…we’re already polluting it. Also, by doing that, we’re writing more by both including a line in the constructor and declaring the function in the prototype with this bit…

  handleClick() {
console.log(this);
}

Answer: True, but there’s a subtle difference due to how the .bind method works. First, just to recapitulate, if you declare the function in the constructor or as a public class field using arrow functions, every instance of the class will have a copy of the exact same function. And if you declare the function using the usual method syntax, it will be placed in the .prototype of the class to be shared by each instance. But what you’re doing with .bind, is creating a new function which wraps around the other one, giving it the instance’s context ( this ). That means that the body of the handler with the actual important logic will live in the prototype object shared by every instance. But each instance will have a new function that provides the context.

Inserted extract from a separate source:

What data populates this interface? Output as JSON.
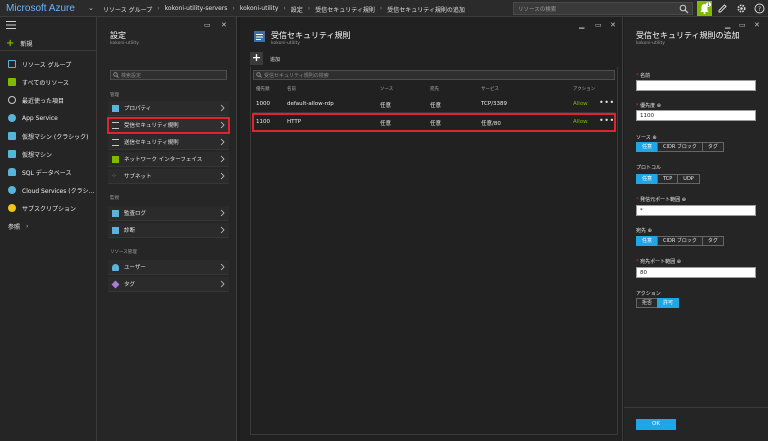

7 — Waaaaait… But I thought that…

this.handleClick = this.handleClick.bind(this);

… was like doing something like x = x + 1; You know, replacing a value with a new value that gets generated using the previous value. Those two this.handleClick are the same thing, right?

Answer: Nope. The first this.handleClick refers to a property that will be created in every instance, because its being set in the constructor. The second this.handleClick refers to an already existing property living in the prototype object of the class. Before that line executes, this.handleClick isn’t an actual property of the instance yet. If you console.log it, it will show up, but only because it will go up the prototype chain and get the one living in the prototype which gets set before instantiation (the actual handler). If you do this…

constructor() {
console.log(this.hasOwnProperty("handleClick"); // false
    this.handleClick = this.handleClick.bind(this);
    console.log(this.hasOwnProperty("handleClick"); // true
}

… you’ll see that the instance itself will only have it’s own handleClick property after being set with bound function that wraps the prototype’s handleClick.

The function body that will get called by every instance is the one living in the prototype after the this.handleClick on the left calls it with the proper context.

Those two this.handleClick functions don’t have to have the same name at all. Just try doing something like…

this.handleClickFoo = this.handleClick.bind(this);

…and then make sure that what is passed to onClick in the render function is the this.handleClickFoo. It still works. A lot of people got confused simply because they have the same name in the documentation. Try logging a bound function in the developer tools. You’ll see something like this:

In our case, the TargetFunction is the one in the prototype object

That’s it. Thanks for reading, if you found this article helpful, feel free to clap so others will see it.